Alternative methods needed to detect all schistosomiasis cases
To detect detect intestinal schistosome infections, the World Health Organization recommends using the Kato-Katz technique, which analyzes slides of fecal matter. But the approach often misses people who are infected with only a low burden of parasites and, as a consequence, shed only a few eggs in fecal samples. Researchers have now analyzed the efficacy of other testing approaches in a setting with low parasite burden; their results appear in PLOS Neglected Tropical Diseases.
Schistosomiasis, or infection with the flatworm Schistosoma mansoni, affects more than 240 million people worldwide. In some countries— including Brazil—control programs have led to a significant reduction in the prevalence and parasite burden of endemic populations. However, in this setting it can be difficult to detect active infections since the Kato-Katz technique loses its sensitivity.

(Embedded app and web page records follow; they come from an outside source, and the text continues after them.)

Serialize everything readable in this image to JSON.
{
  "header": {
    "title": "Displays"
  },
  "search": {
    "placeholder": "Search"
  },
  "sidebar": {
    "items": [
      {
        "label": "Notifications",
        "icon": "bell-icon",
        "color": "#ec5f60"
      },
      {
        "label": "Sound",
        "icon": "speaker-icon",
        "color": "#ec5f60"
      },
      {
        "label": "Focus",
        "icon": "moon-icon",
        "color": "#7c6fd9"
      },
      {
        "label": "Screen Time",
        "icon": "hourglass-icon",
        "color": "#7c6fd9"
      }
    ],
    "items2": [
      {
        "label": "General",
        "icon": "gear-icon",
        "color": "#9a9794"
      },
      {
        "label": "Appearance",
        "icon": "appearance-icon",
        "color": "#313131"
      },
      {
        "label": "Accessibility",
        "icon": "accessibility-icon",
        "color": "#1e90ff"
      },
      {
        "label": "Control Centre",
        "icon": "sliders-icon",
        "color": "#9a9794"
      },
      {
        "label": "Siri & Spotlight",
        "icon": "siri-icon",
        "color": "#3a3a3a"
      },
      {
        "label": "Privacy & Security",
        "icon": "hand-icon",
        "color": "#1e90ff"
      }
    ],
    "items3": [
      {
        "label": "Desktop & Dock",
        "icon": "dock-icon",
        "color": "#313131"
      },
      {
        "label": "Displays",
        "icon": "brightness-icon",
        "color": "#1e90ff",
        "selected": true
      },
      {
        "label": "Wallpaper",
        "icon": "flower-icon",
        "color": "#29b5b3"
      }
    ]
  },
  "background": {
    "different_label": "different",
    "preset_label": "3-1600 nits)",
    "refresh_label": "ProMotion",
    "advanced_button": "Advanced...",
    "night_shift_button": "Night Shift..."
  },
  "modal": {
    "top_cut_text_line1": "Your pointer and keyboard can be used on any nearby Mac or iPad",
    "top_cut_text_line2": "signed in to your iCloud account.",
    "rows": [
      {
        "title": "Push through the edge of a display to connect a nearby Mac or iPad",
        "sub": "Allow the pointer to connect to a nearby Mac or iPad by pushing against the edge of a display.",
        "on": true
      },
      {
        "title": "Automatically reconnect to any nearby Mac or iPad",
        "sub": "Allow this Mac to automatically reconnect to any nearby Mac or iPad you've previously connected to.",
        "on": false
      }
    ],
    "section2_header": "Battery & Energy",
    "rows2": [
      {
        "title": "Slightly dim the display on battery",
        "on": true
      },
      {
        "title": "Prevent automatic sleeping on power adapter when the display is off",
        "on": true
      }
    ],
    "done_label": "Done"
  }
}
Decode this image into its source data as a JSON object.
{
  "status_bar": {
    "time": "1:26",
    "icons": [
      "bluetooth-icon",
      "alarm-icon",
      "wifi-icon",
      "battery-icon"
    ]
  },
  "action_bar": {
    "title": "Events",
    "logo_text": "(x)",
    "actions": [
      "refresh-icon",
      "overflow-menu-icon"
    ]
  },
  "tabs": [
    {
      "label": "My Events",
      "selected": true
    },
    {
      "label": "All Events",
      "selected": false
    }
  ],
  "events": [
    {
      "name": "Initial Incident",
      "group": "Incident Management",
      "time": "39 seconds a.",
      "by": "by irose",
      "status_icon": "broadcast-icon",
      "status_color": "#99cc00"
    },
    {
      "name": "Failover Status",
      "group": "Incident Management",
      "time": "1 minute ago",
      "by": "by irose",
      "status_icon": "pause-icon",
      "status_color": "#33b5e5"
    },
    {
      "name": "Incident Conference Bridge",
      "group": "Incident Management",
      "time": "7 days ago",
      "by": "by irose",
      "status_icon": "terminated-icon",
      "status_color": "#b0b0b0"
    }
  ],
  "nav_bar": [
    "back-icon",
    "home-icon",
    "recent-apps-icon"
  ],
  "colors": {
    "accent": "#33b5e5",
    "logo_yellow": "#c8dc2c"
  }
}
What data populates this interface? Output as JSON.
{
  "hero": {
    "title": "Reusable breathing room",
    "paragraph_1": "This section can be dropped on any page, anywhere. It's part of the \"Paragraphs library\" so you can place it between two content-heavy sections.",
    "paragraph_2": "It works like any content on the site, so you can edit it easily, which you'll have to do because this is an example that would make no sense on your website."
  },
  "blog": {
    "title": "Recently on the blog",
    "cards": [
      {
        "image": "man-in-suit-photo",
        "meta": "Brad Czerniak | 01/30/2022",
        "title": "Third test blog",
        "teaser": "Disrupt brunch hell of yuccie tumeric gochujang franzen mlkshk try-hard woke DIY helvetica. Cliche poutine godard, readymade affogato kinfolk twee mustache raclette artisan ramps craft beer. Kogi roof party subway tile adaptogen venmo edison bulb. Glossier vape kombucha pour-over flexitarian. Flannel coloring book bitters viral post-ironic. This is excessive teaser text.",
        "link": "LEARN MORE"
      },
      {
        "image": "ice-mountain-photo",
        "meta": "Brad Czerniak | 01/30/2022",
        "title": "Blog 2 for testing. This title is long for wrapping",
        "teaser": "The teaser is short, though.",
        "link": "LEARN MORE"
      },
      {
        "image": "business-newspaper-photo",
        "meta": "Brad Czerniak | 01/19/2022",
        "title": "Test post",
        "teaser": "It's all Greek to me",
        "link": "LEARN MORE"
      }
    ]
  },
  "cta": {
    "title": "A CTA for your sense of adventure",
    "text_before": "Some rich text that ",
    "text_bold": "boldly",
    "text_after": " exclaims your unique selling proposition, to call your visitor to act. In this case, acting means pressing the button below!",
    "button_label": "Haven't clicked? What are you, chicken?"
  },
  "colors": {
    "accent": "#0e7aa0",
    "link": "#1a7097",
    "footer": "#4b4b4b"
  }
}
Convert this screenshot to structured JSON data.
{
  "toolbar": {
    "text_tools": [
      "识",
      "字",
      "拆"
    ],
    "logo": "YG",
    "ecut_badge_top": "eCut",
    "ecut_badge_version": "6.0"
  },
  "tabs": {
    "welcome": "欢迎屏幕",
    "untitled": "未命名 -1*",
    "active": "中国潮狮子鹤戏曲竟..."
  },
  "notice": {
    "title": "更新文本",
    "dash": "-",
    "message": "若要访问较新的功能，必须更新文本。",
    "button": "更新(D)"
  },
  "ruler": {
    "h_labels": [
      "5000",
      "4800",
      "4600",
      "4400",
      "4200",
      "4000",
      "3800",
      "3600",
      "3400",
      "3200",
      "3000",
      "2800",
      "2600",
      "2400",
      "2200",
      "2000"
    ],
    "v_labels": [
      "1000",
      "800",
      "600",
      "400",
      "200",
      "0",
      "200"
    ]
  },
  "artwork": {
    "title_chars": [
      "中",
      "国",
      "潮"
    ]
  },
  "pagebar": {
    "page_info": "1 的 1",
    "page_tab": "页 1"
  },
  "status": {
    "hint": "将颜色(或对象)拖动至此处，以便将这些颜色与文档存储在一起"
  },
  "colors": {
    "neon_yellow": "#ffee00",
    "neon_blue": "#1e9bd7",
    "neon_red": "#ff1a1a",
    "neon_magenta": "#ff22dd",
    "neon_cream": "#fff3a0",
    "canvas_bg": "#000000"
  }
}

Stefan Geiger, of Brazil's Federal University of Minas Gerais, and colleagues examined 254 individuals in a moderate prevalence area of Northern Minas Gerais, Brazil, using four different approaches to test for intestinal schistosomiasis. The approaches were: the standard Kato-Katz technique, which analyzes slides from up to three fecal samples; a modified Helmintex method, which isolates eggs from 30 g. of feces using magnetic beads; a saline gradient, which cleans 500 mg of feces to detect eggs; and a rapid urine test (POC-CCA) which detects a secreted protein produced mainly by adult worms of S. mansoni.
When additional tests were used alongside the Kato-Katz method, the estimated prevalence of schistosomiasis in the population rose 2.3 times, from 20.4% to 45.9%. All methods lost their high sensitivity at low and very low intensity infections. The sensitivity of the POC-CCA (64.9%) was similar to the sensitivity of analyzing six Kato-Katz slides from three fecal samples. The best sensitivity was obtained with the Helmintex method (84%).
"In its present form, Helmintex is not applicable for large-scale screening due to the required sample size and the time-consuming sieving and sedimentation processes, but might be an adequate reference standard or gold standard for the evaluation of newly developed, field-based diagnostic tests," the researchers say. "We believe that a combination of methods has to be implemented since the schistosomiasis control programs in different regions of the world are moving from morbidity control towards transmission control and elimination."